New wage deal at Countdown distribution sets bench mark for triangular employment
Nearly a thousand workers covered by collective agreements at Countdown’s distribution centres (in Christchurch,
Palmerston North, and Auckland), will see their hourly wage go to a minimum of $25 this year in a new deal that sets a
new bench mark for how companies engage labour-hire workers.
The move follows Foodstuffs distribution workers also receiving a conversion clause. Here, workers on triangular
employment contracts must be converted to permanent work within six monthsto ensure employees receive the same benefits
they would have rights to on a permanent contract.
FIRST Union’s Transport, Logistics and Manufacturing Secretary, Jared Abbott, says the workers are extremely proud of
the deal that not only sees substantial wage increases but also includes additional allowances, an increase in paid sick
leave, and a new benchmark for how companies engage labour-hire workers.
“The new agreement means not only will all labour-hire workers will be offered direct permanent employment at rates well
above the living wage within six months of being engaged, but also includes a stringent auditing process to ensure
labour-hire companies are engaging workers lawfully.”
“What we see time and time again in the labour-hire industry is companies not complying with the requirements of the law
in their employment contracts, with the most common breach being zero hour contracts and workers having no rights when
being terminated, this seeks to amend that.”
NB: Triangular employment or labour-hire: When a worker is engaged in carrying out work with an employer but their
contract is with a separate company.
Union presents the plight of labour-hire workers in a submission to the Employment Relations (Triangular Employment)
FIRST Union is presenting to the Education and Workforce Committee about the Employment Relations (Triangular
Employment) Amendment Bill today (12/9/2018), where it will be asking the government to bolster regulation around
labour-hire to afford labour-hire workers the same ability to enforce the law as other workers.
Mr Abbott said he is very proud of Countdown’s new commitments in their collective agreements and the change has already

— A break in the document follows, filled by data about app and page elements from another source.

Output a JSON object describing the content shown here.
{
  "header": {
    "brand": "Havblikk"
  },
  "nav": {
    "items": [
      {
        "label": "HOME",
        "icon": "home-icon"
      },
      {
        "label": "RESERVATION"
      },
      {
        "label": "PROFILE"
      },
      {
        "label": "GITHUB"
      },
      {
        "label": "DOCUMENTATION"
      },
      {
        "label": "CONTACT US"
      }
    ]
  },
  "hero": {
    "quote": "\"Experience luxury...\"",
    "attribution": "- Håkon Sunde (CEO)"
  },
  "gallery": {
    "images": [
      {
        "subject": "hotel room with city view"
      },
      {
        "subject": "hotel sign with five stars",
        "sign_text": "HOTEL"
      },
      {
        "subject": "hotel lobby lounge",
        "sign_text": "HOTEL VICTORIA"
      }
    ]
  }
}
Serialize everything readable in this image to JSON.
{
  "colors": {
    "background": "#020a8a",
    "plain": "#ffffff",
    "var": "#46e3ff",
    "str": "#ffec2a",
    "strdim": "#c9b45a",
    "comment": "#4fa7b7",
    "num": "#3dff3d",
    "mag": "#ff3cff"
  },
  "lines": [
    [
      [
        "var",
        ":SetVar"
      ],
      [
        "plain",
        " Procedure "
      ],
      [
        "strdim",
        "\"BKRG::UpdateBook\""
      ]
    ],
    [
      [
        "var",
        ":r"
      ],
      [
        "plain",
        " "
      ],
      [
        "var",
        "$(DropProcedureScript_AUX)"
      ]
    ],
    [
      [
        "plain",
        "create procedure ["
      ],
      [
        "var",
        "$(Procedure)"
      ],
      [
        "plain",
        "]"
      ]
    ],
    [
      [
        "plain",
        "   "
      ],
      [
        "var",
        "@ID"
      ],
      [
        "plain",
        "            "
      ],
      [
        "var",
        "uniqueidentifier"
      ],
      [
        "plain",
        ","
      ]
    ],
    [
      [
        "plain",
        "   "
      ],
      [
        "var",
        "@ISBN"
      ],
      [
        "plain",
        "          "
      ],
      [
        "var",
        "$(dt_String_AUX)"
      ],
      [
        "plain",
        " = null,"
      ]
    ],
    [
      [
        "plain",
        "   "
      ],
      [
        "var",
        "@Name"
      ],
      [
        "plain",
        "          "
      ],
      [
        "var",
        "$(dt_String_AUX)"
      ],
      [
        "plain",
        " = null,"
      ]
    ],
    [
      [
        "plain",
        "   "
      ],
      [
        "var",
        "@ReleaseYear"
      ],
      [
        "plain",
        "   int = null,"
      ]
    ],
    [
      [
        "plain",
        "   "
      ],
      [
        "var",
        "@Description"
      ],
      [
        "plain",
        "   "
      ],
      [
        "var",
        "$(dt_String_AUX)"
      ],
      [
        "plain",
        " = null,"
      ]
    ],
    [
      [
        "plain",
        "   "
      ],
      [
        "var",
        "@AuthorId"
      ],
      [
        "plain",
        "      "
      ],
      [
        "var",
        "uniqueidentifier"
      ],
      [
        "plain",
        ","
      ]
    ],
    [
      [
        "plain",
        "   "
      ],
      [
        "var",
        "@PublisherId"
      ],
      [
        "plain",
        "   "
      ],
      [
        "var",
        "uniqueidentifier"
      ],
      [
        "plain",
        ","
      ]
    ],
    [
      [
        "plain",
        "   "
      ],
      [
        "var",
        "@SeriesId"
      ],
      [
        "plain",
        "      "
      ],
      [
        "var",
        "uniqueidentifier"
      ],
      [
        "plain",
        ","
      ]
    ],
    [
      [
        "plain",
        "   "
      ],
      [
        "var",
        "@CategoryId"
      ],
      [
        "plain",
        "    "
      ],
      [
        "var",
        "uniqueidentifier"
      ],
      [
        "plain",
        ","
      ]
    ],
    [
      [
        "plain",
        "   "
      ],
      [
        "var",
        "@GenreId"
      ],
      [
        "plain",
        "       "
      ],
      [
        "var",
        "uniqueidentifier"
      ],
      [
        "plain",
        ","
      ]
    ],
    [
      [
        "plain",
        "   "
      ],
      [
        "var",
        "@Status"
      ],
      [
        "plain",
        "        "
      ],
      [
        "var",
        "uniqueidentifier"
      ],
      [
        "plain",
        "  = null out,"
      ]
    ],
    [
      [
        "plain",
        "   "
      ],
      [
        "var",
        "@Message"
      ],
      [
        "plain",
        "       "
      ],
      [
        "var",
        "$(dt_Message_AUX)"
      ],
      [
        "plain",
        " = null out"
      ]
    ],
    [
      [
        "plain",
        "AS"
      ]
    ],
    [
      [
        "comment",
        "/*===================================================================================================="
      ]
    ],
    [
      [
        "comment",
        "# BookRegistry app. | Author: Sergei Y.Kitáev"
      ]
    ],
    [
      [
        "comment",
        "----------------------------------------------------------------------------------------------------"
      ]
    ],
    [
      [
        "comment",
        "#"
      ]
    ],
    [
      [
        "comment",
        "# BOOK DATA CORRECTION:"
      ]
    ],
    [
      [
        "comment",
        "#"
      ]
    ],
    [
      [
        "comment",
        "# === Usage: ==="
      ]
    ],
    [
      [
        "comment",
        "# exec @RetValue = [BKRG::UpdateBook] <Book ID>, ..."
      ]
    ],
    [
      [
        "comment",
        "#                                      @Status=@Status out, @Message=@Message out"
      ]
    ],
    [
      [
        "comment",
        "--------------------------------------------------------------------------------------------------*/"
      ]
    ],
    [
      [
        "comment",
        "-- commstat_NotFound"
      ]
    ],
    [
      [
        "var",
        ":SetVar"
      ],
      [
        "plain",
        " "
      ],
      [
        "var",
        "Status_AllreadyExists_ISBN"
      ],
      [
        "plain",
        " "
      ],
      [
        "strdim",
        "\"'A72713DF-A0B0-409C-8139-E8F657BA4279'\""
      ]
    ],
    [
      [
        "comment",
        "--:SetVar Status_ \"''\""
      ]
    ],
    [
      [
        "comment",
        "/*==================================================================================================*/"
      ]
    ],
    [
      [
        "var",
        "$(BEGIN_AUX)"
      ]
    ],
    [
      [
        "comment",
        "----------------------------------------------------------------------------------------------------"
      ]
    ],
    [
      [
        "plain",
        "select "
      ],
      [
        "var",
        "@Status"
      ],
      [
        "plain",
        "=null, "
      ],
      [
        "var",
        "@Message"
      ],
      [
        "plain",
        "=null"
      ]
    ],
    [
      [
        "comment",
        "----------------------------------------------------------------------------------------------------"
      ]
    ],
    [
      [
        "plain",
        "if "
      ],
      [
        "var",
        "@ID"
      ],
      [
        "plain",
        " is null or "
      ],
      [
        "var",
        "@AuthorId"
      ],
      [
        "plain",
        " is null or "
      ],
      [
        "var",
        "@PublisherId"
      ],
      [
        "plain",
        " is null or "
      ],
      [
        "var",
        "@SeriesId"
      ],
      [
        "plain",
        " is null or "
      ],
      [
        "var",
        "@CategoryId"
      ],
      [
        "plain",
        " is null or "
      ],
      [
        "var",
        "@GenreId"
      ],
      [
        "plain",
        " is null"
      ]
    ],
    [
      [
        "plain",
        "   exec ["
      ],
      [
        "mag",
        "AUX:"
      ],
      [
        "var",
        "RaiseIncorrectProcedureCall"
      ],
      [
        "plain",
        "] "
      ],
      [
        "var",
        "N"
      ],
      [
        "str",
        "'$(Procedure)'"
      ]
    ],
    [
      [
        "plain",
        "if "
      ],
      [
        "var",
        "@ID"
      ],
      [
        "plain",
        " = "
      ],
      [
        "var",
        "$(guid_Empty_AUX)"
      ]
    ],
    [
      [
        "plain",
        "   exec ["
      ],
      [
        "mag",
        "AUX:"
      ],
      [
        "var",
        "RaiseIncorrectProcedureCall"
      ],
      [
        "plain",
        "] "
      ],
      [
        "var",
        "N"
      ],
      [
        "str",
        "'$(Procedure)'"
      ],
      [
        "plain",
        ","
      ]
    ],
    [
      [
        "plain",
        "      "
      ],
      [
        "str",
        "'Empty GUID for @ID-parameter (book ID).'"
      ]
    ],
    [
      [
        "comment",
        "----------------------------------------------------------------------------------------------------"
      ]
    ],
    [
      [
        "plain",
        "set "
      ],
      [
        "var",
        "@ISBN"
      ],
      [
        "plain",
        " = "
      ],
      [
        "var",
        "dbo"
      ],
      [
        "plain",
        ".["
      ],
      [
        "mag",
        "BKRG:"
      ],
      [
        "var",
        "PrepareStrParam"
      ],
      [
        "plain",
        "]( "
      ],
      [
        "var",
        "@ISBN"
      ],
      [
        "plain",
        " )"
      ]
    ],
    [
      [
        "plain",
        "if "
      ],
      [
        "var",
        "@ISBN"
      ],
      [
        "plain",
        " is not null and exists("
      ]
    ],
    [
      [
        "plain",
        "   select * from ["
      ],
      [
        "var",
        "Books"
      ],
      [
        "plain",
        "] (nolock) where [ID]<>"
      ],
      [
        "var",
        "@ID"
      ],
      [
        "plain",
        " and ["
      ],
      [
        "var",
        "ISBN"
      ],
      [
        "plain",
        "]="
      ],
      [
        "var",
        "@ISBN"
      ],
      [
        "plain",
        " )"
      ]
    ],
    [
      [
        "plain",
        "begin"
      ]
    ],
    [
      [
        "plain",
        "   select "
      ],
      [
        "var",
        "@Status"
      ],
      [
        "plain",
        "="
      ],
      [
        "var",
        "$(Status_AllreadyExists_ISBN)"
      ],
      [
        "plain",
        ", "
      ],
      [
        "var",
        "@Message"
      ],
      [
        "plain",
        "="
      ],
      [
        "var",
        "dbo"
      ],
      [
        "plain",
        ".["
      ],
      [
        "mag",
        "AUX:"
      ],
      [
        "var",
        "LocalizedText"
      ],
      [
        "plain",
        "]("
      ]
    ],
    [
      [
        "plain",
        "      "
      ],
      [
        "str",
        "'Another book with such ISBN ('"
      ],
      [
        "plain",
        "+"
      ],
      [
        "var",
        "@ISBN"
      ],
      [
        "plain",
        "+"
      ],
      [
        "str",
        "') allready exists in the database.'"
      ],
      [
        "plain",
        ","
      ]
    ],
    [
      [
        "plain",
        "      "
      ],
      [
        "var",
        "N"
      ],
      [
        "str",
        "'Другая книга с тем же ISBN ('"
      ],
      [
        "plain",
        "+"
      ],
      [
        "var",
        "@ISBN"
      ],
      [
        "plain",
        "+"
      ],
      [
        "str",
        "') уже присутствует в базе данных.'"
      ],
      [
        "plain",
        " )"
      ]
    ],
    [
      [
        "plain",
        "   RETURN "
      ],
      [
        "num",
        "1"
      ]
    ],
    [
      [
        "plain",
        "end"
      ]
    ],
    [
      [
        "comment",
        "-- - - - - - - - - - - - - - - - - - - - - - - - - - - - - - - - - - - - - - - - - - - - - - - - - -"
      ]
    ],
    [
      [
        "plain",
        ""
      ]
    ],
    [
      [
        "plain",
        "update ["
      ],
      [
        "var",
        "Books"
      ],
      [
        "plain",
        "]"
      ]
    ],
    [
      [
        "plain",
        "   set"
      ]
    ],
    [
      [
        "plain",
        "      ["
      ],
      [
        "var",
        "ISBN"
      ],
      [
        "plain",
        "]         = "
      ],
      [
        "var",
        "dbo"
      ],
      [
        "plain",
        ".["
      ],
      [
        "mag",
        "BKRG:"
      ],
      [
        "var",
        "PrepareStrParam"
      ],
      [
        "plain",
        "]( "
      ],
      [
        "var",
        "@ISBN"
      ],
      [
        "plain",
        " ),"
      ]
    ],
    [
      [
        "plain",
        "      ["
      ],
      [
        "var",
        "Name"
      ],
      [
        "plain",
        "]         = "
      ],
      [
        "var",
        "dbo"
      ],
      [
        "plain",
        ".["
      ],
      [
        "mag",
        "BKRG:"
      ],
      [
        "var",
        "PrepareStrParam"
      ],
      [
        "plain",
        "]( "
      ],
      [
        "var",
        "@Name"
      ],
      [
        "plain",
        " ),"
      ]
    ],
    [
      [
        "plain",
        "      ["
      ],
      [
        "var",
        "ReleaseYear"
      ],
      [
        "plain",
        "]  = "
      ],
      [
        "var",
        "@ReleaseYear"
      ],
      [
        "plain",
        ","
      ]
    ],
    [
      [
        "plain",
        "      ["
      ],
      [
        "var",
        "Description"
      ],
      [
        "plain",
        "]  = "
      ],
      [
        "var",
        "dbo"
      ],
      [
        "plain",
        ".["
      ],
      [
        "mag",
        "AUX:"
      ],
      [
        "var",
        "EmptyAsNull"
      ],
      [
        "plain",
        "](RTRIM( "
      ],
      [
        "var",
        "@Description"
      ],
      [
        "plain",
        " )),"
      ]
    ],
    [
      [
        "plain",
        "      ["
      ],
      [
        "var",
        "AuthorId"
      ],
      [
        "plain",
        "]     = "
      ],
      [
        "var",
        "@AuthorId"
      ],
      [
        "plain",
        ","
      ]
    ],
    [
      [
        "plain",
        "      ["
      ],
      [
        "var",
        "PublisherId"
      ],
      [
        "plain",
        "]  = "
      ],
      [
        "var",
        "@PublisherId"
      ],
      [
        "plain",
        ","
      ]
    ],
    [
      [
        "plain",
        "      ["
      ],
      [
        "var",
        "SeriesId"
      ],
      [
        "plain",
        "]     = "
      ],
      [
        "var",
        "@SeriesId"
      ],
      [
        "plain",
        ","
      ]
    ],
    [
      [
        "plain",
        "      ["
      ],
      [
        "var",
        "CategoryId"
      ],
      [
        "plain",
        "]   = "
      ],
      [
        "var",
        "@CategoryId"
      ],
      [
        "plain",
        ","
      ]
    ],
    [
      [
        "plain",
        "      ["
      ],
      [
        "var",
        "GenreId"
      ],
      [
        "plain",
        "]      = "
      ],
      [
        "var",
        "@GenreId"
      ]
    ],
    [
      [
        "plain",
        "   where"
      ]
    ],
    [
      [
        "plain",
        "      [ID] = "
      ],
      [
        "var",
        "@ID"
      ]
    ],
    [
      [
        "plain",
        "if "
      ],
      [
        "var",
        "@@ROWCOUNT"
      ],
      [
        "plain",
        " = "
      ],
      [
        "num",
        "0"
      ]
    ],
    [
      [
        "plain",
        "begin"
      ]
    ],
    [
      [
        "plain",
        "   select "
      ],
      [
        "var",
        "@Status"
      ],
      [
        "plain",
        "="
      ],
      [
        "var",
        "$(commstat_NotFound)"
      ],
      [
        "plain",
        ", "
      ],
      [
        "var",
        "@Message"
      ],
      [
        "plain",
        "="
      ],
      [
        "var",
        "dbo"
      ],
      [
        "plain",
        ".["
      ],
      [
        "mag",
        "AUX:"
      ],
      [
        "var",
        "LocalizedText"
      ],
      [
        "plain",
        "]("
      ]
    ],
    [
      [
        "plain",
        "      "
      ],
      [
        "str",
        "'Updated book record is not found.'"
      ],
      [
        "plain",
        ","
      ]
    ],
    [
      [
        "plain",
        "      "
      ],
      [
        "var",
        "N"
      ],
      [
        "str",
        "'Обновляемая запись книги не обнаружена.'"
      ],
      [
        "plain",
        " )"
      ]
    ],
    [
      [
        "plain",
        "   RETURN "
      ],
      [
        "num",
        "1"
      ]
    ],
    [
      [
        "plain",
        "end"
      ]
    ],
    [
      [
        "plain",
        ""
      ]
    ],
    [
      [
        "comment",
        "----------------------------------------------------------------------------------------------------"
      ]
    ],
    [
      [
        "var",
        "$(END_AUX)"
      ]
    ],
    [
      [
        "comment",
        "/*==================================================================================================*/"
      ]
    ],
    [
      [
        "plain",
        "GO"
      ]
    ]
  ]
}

made a positive impact on hundreds of labour-hire workers who work in the distribution centres.
“We would like to see other large companies follow the example that has been set here. There is still far too much
exploitation in this industry, fed largely by the fact that labour-hire agencies and the companies that engage them rely
on the precarious nature of work to minimise the likely hood of workers enforcing their rights.”
Date: 12 September
Time: 2.30pm – 2.45pm
Venue: Pavilion 1, Sudima Auckland Airport, 18 Airpark Drive
Airport Oaks 2022